* [ENTRIES PROVIDED]:

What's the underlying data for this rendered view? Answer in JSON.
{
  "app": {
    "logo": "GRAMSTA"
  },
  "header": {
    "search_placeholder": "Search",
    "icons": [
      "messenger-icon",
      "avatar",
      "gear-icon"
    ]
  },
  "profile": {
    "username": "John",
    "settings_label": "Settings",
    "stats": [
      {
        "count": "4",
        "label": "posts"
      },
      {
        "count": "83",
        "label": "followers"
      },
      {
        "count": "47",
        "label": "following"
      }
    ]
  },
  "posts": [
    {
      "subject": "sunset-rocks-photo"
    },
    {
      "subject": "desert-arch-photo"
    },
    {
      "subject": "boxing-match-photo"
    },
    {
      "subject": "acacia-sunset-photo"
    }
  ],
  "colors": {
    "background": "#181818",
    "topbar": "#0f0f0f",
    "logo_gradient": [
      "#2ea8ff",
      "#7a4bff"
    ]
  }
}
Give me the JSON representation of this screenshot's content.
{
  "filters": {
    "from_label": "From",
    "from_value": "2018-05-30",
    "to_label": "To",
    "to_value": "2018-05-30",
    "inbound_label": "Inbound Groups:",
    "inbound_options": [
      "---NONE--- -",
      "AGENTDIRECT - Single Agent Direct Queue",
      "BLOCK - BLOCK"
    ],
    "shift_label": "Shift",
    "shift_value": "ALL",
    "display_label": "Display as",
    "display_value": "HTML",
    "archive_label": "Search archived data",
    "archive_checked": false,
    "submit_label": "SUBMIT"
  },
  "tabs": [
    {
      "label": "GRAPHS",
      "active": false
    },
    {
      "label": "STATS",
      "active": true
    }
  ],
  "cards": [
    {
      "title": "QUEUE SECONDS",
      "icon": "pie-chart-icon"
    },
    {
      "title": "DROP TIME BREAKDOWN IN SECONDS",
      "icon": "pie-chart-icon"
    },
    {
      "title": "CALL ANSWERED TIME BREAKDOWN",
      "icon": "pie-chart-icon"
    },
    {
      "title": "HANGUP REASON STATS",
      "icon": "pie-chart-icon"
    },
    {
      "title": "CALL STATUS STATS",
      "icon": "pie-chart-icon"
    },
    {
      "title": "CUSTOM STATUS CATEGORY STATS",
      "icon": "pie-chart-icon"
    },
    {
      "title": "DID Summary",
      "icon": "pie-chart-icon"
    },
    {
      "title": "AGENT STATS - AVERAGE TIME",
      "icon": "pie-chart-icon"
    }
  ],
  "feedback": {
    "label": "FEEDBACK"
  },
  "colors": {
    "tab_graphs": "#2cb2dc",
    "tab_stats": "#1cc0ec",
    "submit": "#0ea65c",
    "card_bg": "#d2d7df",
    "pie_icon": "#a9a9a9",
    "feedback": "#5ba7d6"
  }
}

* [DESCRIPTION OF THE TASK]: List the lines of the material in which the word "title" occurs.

* [SOLVED PROBLEM]:
      "title": "QUEUE SECONDS",
      "title": "DROP TIME BREAKDOWN IN SECONDS",
      "title": "CALL ANSWERED TIME BREAKDOWN",
      "title": "HANGUP REASON STATS",
      "title": "CALL STATUS STATS",
      "title": "CUSTOM STATUS CATEGORY STATS",
      "title": "DID Summary",
      "title": "AGENT STATS - AVERAGE TIME",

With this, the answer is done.